App and web page records
_ _ _ _ _ _ _

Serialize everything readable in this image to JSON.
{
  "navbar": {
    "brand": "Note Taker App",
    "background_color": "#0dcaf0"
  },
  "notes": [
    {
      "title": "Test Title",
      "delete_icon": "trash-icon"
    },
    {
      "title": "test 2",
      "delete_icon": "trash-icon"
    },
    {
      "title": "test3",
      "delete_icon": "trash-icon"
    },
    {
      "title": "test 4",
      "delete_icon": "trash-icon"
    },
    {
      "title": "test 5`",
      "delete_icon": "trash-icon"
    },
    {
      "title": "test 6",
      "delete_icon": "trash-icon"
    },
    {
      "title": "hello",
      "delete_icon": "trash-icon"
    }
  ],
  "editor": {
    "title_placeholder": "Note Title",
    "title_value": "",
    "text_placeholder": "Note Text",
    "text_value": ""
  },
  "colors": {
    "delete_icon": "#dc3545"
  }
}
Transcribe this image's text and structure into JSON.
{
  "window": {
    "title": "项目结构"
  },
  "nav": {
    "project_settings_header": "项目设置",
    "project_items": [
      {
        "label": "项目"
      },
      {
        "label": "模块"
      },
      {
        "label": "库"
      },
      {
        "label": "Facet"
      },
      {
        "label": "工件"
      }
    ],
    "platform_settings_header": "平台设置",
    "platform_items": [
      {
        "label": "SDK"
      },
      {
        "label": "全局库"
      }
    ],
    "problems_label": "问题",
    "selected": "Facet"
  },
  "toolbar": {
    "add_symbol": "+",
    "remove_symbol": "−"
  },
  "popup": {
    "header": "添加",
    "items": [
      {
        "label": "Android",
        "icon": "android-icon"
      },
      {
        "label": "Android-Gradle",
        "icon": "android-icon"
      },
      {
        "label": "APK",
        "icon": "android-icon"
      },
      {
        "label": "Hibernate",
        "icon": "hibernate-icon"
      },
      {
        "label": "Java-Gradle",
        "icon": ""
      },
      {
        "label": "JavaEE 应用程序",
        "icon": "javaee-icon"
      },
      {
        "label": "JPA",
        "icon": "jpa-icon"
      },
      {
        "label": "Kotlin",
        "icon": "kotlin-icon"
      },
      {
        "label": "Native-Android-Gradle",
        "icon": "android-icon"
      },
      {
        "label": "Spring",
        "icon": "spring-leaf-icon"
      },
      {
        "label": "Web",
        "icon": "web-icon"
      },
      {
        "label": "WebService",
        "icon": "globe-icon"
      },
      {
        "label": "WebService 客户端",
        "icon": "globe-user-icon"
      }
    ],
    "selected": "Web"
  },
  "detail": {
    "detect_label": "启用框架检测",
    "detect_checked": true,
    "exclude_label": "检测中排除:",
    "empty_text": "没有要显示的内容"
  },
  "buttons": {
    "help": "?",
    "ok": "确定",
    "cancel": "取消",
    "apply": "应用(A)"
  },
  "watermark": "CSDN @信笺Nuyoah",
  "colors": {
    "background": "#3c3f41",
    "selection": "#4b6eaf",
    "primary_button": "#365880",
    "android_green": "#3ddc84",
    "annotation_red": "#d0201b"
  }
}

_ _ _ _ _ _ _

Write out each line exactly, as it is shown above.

▸ **Answer**
Serialize everything readable in this image to JSON.
{
  "navbar": {
    "brand": "Note Taker App",
    "background_color": "#0dcaf0"
  },
  "notes": [
    {
      "title": "Test Title",
      "delete_icon": "trash-icon"
    },
    {
      "title": "test 2",
      "delete_icon": "trash-icon"
    },
    {
      "title": "test3",
      "delete_icon": "trash-icon"
    },
    {
      "title": "test 4",
      "delete_icon": "trash-icon"
    },
    {
      "title": "test 5`",
      "delete_icon": "trash-icon"
    },
    {
      "title": "test 6",
      "delete_icon": "trash-icon"
    },
    {
      "title": "hello",
      "delete_icon": "trash-icon"
    }
  ],
  "editor": {
    "title_placeholder": "Note Title",
    "title_value": "",
    "text_placeholder": "Note Text",
    "text_value": ""
  },
  "colors": {
    "delete_icon": "#dc3545"
  }
}
Transcribe this image's text and structure into JSON.
{
  "window": {
    "title": "项目结构"
  },
  "nav": {
    "project_settings_header": "项目设置",
    "project_items": [
      {
        "label": "项目"
      },
      {
        "label": "模块"
      },
      {
        "label": "库"
      },
      {
        "label": "Facet"
      },
      {
        "label": "工件"
      }
    ],
    "platform_settings_header": "平台设置",
    "platform_items": [
      {
        "label": "SDK"
      },
      {
        "label": "全局库"
      }
    ],
    "problems_label": "问题",
    "selected": "Facet"
  },
  "toolbar": {
    "add_symbol": "+",
    "remove_symbol": "−"
  },
  "popup": {
    "header": "添加",
    "items": [
      {
        "label": "Android",
        "icon": "android-icon"
      },
      {
        "label": "Android-Gradle",
        "icon": "android-icon"
      },
      {
        "label": "APK",
        "icon": "android-icon"
      },
      {
        "label": "Hibernate",
        "icon": "hibernate-icon"
      },
      {
        "label": "Java-Gradle",
        "icon": ""
      },
      {
        "label": "JavaEE 应用程序",
        "icon": "javaee-icon"
      },
      {
        "label": "JPA",
        "icon": "jpa-icon"
      },
      {
        "label": "Kotlin",
        "icon": "kotlin-icon"
      },
      {
        "label": "Native-Android-Gradle",
        "icon": "android-icon"
      },
      {
        "label": "Spring",
        "icon": "spring-leaf-icon"
      },
      {
        "label": "Web",
        "icon": "web-icon"
      },
      {
        "label": "WebService",
        "icon": "globe-icon"
      },
      {
        "label": "WebService 客户端",
        "icon": "globe-user-icon"
      }
    ],
    "selected": "Web"
  },
  "detail": {
    "detect_label": "启用框架检测",
    "detect_checked": true,
    "exclude_label": "检测中排除:",
    "empty_text": "没有要显示的内容"
  },
  "buttons": {
    "help": "?",
    "ok": "确定",
    "cancel": "取消",
    "apply": "应用(A)"
  },
  "watermark": "CSDN @信笺Nuyoah",
  "colors": {
    "background": "#3c3f41",
    "selection": "#4b6eaf",
    "primary_button": "#365880",
    "android_green": "#3ddc84",
    "annotation_red": "#d0201b"
  }
}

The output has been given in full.